Element data from apps and pages

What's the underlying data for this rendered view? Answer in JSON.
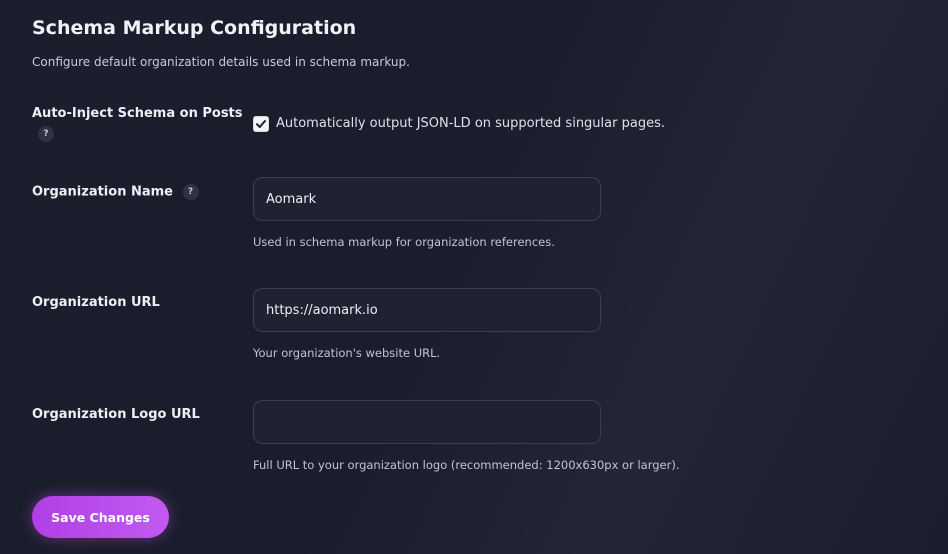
{
  "header": {
    "title": "Schema Markup Configuration",
    "subtitle": "Configure default organization details used in schema markup."
  },
  "auto_inject": {
    "label": "Auto-Inject Schema on Posts",
    "help": "?",
    "checked": true,
    "checkbox_text": "Automatically output JSON-LD on supported singular pages."
  },
  "org_name": {
    "label": "Organization Name",
    "help": "?",
    "value": "Aomark",
    "description": "Used in schema markup for organization references."
  },
  "org_url": {
    "label": "Organization URL",
    "value": "https://aomark.io",
    "description": "Your organization's website URL."
  },
  "org_logo": {
    "label": "Organization Logo URL",
    "value": "",
    "description": "Full URL to your organization logo (recommended: 1200x630px or larger)."
  },
  "actions": {
    "save_label": "Save Changes"
  },
  "colors": {
    "background": "#1b1e2d",
    "accent": "#b13fe6",
    "field_background": "#1f2231",
    "field_border": "#3a3e4f"
  },
  "icons": {
    "help": "help-icon",
    "check": "checkmark-icon"
  }
}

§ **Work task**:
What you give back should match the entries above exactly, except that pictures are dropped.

§ **Output of the exercise**:
What's the underlying data for this rendered view? Answer in JSON.
{
  "header": {
    "title": "Schema Markup Configuration",
    "subtitle": "Configure default organization details used in schema markup."
  },
  "auto_inject": {
    "label": "Auto-Inject Schema on Posts",
    "help": "?",
    "checked": true,
    "checkbox_text": "Automatically output JSON-LD on supported singular pages."
  },
  "org_name": {
    "label": "Organization Name",
    "help": "?",
    "value": "Aomark",
    "description": "Used in schema markup for organization references."
  },
  "org_url": {
    "label": "Organization URL",
    "value": "https://aomark.io",
    "description": "Your organization's website URL."
  },
  "org_logo": {
    "label": "Organization Logo URL",
    "value": "",
    "description": "Full URL to your organization logo (recommended: 1200x630px or larger)."
  },
  "actions": {
    "save_label": "Save Changes"
  },
  "colors": {
    "background": "#1b1e2d",
    "accent": "#b13fe6",
    "field_background": "#1f2231",
    "field_border": "#3a3e4f"
  },
  "icons": {
    "help": "help-icon",
    "check": "checkmark-icon"
  }
}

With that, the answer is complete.